Right now, it’s easy to get lost in an uncertain world, and often difficult to look back and reflect. This Monday, however, it’s time to do just that.
Monday, Jan. 17, marks the celebration of Dr. Martin Luther King Jr.’s life and legacy. In an average year, cities and towns across the country would see large celebrations, but things haven’t been quite normal for a while now.
Walter Harris of the Martin Luther King Jr. Planning Committee says that this year’s celebration will echo last year’s in an effort to keep to CDC guidelines around gatherings and keep everyone safe. He’s hoping next year will be the year to get back into the swing of things.
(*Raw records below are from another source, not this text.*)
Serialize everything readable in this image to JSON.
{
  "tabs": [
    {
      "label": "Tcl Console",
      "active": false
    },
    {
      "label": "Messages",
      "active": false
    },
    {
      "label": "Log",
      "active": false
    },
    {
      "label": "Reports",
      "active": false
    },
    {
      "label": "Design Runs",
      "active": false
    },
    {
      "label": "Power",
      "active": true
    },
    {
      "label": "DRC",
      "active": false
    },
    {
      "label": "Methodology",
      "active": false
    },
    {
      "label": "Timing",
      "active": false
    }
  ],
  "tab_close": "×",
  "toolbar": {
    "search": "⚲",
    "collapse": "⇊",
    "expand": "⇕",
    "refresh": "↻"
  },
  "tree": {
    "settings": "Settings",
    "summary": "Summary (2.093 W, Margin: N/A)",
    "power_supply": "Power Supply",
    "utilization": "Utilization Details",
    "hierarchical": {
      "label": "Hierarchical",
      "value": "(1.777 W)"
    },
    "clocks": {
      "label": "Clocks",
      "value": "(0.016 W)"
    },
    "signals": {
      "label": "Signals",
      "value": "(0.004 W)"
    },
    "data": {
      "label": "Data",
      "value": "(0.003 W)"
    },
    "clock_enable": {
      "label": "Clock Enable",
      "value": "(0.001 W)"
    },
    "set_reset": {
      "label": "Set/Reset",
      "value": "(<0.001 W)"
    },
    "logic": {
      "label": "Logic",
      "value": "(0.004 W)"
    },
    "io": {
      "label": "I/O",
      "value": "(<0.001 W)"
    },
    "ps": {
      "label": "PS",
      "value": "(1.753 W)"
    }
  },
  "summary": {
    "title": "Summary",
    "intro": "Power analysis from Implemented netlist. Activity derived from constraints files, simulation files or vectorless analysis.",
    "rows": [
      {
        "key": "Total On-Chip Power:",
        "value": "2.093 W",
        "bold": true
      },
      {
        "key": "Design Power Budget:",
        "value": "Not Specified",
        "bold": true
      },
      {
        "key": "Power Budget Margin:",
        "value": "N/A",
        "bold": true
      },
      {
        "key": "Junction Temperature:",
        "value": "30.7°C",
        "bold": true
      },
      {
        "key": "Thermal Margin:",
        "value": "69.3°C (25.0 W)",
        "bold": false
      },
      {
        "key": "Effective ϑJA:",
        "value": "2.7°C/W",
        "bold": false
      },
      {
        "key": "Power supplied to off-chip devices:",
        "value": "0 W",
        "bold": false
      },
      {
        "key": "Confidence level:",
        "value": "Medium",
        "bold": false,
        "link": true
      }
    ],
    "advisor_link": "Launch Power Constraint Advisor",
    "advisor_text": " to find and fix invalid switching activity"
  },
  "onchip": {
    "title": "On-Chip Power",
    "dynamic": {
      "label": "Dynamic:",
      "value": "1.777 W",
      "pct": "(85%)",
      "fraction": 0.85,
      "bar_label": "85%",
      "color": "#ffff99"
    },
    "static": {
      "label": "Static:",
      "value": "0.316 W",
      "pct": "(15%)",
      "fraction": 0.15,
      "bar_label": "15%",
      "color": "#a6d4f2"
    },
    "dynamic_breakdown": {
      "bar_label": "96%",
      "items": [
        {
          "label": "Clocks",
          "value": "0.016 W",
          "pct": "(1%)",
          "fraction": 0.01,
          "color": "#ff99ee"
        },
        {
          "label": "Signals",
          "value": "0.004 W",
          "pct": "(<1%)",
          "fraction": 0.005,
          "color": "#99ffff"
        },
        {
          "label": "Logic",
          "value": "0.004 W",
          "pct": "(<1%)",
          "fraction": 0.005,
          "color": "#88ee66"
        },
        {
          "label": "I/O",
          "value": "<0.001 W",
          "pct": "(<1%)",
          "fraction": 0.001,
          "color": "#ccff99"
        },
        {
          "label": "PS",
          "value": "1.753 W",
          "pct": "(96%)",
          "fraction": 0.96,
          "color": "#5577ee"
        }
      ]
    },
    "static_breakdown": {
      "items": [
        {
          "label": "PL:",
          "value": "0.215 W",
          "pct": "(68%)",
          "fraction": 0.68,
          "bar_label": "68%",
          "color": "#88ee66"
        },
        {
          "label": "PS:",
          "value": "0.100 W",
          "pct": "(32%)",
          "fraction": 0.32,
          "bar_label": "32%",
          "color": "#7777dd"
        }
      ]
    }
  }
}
This year’s event is informal, with Harris asking individuals to leave flowers and reflect at the MLK monument at the corner of Court Street and Martin Luther King Jr. Drive “in memory of their loved ones and in memory of the ones who passed and paved the way before us.”
Harris is also asking folks to leave a candle or light burning in their window on the night of Saturday, Jan. 15 to memorialize Dr. King on his actual birth date.
“We’re trying to keep unity in the community,” said Harris.
Dr. King was a civil rights icon, a driving force behind the push for equal rights and opportunities for Black Americans. He led the Montgomery bus boycotts and the Selma and Washington, D.C., marches.
Though he is gone, now, his memory continues to be a driving force in communities all over the nation. His words of nonviolence, unity, and perseverance ring true even 56 years after his death.
“I say to you today, my friends,” said Dr. King in his iconic ‘I Have a Dream’ speech, “that in spite of the difficulties and frustrations of the moment, I still have a dream.”
Dr. King would have been 93 this year.
To contact Harris regarding future local events or to donate, call 706-263-4584.